The European Social Fund Plus helps Europeans stay afloat in times of crises

It is crucial for our collective wellbeing that we build a Europe that is more just for its citizens, and the ESF+ can help with this now more than ever, argues David Casa

Source: Adobe Stock

By David Casa

David Casa is a member of the Committee on Employment and Social Affairs (EMPL) and was Parliament's rapporteur on the European Social Fund Plus (ESF+)

14 Apr 2022

Last year, the European Social Fund Plus (ESF+) regulation was formally adopted. It is a multi-billion-euro ship that set sail in very stormy seas. Those waters did not get any calmer.

As we learn to deal with the coronavirus in the long term, thanks to greatly improved tools, we are faced with a layer cake of crises, namely climate change, energy squeezes and Vladimir Putin’s invasion of Ukraine.

These crises hurt, directly or indirectly, and to different degrees, all European citizens. This is why monitoring the health of the European Social Fund is vital. 

The European Social Fund is the EU’s main financial tool for improving the lives of millions of European citizens. The fund boasts ambitious aims and an even more ambitious budget. That budget has already been going to various organisations, both governmental and from civil society. 

Creating a fairer society with equal opportunities for access to employment and training has never been more important.
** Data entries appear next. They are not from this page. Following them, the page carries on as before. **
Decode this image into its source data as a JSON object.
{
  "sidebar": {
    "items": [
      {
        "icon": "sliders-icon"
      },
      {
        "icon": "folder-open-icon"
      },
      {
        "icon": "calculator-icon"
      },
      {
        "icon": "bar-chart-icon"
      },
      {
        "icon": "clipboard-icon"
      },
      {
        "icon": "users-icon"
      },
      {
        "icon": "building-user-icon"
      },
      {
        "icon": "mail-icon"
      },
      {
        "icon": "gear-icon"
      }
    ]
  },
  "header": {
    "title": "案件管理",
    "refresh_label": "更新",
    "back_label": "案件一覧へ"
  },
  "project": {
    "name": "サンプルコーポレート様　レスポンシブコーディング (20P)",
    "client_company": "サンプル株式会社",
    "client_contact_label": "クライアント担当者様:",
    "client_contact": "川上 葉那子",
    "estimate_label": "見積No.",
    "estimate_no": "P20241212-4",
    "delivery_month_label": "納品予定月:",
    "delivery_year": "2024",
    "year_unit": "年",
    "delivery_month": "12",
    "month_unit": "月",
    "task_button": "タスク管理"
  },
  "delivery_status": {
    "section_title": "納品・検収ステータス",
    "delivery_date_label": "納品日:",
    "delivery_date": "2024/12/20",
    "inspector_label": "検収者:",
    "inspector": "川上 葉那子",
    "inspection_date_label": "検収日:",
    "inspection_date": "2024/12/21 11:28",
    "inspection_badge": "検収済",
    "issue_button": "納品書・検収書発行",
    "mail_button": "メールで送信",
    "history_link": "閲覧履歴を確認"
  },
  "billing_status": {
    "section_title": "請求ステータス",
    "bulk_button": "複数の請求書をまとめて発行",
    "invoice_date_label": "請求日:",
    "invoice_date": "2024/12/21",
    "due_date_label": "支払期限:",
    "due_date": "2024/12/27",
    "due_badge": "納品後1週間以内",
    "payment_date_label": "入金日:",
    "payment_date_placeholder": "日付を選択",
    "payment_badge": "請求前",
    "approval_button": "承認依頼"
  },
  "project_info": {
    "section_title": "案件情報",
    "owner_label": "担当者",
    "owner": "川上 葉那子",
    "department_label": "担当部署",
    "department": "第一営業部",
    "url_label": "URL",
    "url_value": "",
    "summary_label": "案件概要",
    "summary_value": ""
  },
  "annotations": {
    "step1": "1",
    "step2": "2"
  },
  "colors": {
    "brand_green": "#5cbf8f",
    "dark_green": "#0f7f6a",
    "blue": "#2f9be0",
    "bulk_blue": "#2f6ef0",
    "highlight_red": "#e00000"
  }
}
At its heart, the ESF+ puts into practice Europe’s commitment to a social economy that safeguards its working citizens, which is the reason it has been running since 1957.

The coronavirus pandemic set off a spike in unemployment and sent shockwaves in education, training and employment. We have seen children struggle to keep in touch with their education, parents struggle to maintain their work-life balance and workers struggle with returning to work after prolonged absences.

The ESF+ addresses these issues head on. 

The coronavirus pandemic set off a spike in unemployment and sent shockwaves in education, training and employment. ESF+ addresses these challenges head on

First, it enables people to access employment, especially the long-term unemployed who are looking to return to the job market. There are many ways the ESF+ does this, including by giving direct support to SMEs to be more inclusive in the way they recruit employees.

This is highly effective at reaching those who are most vulnerable as well as those who would ordinarily be most disadvantaged in the labour market.  

Such initiatives are invaluable in fighting the economic hardships that are being thrust upon the European economies at this time. Just as the ESF+ is supporting jobs, it is also there to promote education and training, especially lifelong learning.

This means that nobody is excluded from the ability to reskill and retrain, no matter their age or background. 

EU funds are ensuring that anybody can upgrade their skills and knowledge. This is vital, especially now, when the economy is more volatile due to external factors. Staying abreast of market trends improves workers’ flexibility, which has a very positive impact on employability and job security.

On a European level, it is one thing to speak about the tens of billions of euros spent over a seven-year period. But it is another to assess the real impact on the ground.

Figures in the abstract are not always self-explanatory. I believe it is more helpful to look at the evidence from the thousands of communities that make up the EU. 

Ultimately, as much as the European Parliament has given its guidance, it is governments that are the best placed to assess how the ESF+ can have the biggest impact on a national level. 

While we are not yet out of the woods, to our encouragement, data is showing that the ESF+ investments are working

It is helpful to look at projects like the one in Latvia that is helping 55,000 people receive training in new professions. Each person is being given a new chance, despite their challenging circumstances.

Or the project in Ireland that supports students in finishing their education, because limited finances or disabilities should not prevent young people from achieving their best academic performance.

These are the ways the ESF+ helps Europeans, and there are thousands of success stories that give hope to legislators as we move further into these crises. 

As a member of the European Parliament’s Committee on Employment and Social Affairs (EMPL), stories like these give me and my colleagues renewed impetus to continue working to improve Europeans’ quality of life.

Building a Europe that is more just for its citizens is crucial for our collective wellbeing. As we saw with the coronavirus, the energy crisis will put the most pressure on those at the bottom of the income scale, and disproportionately so. These are also the people who will benefit the most from the green transition.

When the pandemic hit, the European Parliament became preoccupied with its effects on society. While we are not yet out of the woods, to our encouragement, data is showing that these investments are working; the ESF+ is working.

Now, with the Social Climate Fund, EMPL is concerned with the social effects of the green transition. As rapporteur on this file, I can say that my colleagues and I are using the lessons from the implementation of the ESF+ to ensure that our efforts have a meaningful, tangible impact that can shield our citizens from the worst of these turbulent times. 

Read the most recent articles written by David Casa - Work-life balance in pandemic Europe